  47. 47. ANTIOXIDANTSWhat is it about dark chocolate? The answer is plant phenols -- cocoa phenols, to be exact.The natural chemicals found in chocolate include xanthine, theobromine and phenylethylamine.Xanthine, is similar to caffeine.Theobromine can stimulate your central nervous system and relax your blood vessels.Phenylethylamine (PEA) is similar to amphetamine, an antidepressant.
  48. 48. Chocolates have epicatechin, a brown colour that is found in cocoa beans.This functions as a powerful antioxidant in the body.
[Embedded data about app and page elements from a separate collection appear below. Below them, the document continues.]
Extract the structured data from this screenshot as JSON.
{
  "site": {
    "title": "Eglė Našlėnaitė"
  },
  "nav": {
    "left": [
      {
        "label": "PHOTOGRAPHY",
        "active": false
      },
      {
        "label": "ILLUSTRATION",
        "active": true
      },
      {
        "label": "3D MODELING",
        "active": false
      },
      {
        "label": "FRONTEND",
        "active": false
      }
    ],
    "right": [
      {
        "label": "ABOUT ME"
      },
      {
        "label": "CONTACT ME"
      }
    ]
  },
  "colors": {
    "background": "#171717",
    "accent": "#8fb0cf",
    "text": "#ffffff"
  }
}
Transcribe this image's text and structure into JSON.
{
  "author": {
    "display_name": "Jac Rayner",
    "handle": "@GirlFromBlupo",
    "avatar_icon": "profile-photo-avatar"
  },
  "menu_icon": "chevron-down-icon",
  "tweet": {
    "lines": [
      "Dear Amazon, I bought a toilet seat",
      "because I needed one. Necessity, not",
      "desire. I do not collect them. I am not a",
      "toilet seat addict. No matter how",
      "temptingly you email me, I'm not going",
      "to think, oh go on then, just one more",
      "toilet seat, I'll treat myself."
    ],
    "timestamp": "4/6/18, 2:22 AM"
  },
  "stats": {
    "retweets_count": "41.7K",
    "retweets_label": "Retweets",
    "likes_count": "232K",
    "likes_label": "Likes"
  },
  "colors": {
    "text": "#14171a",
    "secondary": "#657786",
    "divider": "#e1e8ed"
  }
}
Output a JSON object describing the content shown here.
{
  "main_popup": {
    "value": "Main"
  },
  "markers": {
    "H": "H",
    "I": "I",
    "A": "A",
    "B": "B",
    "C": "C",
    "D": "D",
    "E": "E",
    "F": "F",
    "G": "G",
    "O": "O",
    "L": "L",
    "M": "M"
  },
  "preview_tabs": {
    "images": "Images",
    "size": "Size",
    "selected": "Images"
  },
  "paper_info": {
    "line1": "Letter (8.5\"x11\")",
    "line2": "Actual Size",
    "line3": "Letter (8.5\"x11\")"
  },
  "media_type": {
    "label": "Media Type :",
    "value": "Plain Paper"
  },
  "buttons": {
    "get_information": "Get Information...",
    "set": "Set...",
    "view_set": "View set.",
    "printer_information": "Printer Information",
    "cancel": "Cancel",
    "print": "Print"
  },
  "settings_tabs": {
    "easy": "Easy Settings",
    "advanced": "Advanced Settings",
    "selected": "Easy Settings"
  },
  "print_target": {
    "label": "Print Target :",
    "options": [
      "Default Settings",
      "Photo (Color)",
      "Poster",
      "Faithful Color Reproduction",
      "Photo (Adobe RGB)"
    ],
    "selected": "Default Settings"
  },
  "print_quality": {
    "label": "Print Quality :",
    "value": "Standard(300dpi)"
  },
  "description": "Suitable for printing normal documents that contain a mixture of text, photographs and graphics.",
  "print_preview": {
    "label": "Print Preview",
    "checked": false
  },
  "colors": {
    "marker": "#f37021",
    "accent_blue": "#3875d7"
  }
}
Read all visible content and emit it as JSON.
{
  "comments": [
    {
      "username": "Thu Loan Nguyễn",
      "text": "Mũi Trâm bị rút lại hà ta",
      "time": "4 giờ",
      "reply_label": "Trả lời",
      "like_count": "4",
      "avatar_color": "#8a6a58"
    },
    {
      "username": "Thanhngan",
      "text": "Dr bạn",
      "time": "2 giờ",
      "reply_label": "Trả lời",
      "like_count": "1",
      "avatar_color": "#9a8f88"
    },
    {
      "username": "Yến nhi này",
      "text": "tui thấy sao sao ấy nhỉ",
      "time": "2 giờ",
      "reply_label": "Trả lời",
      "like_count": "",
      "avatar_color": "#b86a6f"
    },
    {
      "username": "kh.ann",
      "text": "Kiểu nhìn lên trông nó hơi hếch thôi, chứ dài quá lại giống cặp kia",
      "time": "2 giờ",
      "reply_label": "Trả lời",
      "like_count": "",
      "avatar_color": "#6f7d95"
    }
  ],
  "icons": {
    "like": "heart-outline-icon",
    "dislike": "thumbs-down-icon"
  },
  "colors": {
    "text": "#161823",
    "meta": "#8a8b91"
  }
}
It reduces cholesterol levels and improves HDL action.Chocolate -- the darker the better -- seems to help scavenge free radicals and improve endothelial and platelet function.Chocolate polyphenols also stimulate the production of endorphins in the brain, giving us that immediate rush of pleasure!
  49. 49. ALCOHOL: ALWAYS IN MODERATIONThe Greeks touted "nothing in excess," a refrain that still rings true.Low to moderate alcohol consumption has been associated with numerous potential physiologic benefits, including• improved cholesterol profiles,• beneficial effects on platelet and clotting function• improved insulin sensitivity.• according to a recent meta-analysis, limited alcohol use is associated with a lower risk for overall and Alzheimer dementia.  • Moderate alcohol intake may also protect against cerebrovascular disease, with wine potentially having added benefit because of its polyphenolic antioxidant
  50. 50. BE CAREFUL!However, the health costs of alcohol consumption beyond low to moderate intake can quickly outweigh benefits to the brain.Heavy and long-term alcohol use can lead to• alcohol abuse and dependence,• impair memory function,• contribute to neurodegenerative disease, and• hinder psychosocial functioning.• The US Food and Drug Administration defines "moderate alcohol consumption" as up to 1 drink per day for women and up to 2 drinks per day for men.One drink is equivalent to 12 fluid ounces of regular beer, 5 fluid ounces of 12% alcohol wine, or 1.5 fluid ounces of
  51. 51. WHAT NOT TO EAT?Saturated fats and refined carbohydrates have highly detrimental effects on the immune system, oxidative stress, and “happy hormones,” all factors that are known to play a role in depression. A study by Akbaraly and colleagues (German Primary Care, 2011) showed that a diet rich in high-fat dairy foods and fried, refined, and sugary foods significantly increases risk for depression.Similar findings were seen in another study from Spain, showing that intake of such foods as pizza and hamburgers increased the risk for depression over time.In another study, women with a diet higher in processed foods were more likely to have clinical major depression.
  52. 52. TAKE CARE OF THE CHILDRENResearch published last year also showed for the first time that quality of adolescents diets was linked to mental health:• Healthier diets were associated with reduced mental health symptoms and unhealthy diets with increased mental health symptoms over time.• Excess salt intake has been long known to increase blood pressure and stroke risk,• However, recent data also correlate high salt intake, as well as diets high in saturated fats, with impaired cognition and intelligence.
  53. 53. SO MAKE THE GOOD FOODS YOUR HAPPY FOODS!Whether its psychological or physiological, its clear that foods have a powerful effect on our mood.Eating nutrient-packed foods affect brain chemistry positively, but the occasional indulgence also makes us just as happy.Perhaps a healthy balance of nutritious foods and comfort foods can help maintain the balance in a persons mood best of all.
  54. 54. THE MESSAGEHappiness is contagious!How you react to the world around you influences your health.Next time you eat, pay attention to how you feel afterwards.Remember to eat a variety of foods, both healthy and happy.
  55. 55. QUESTIONS?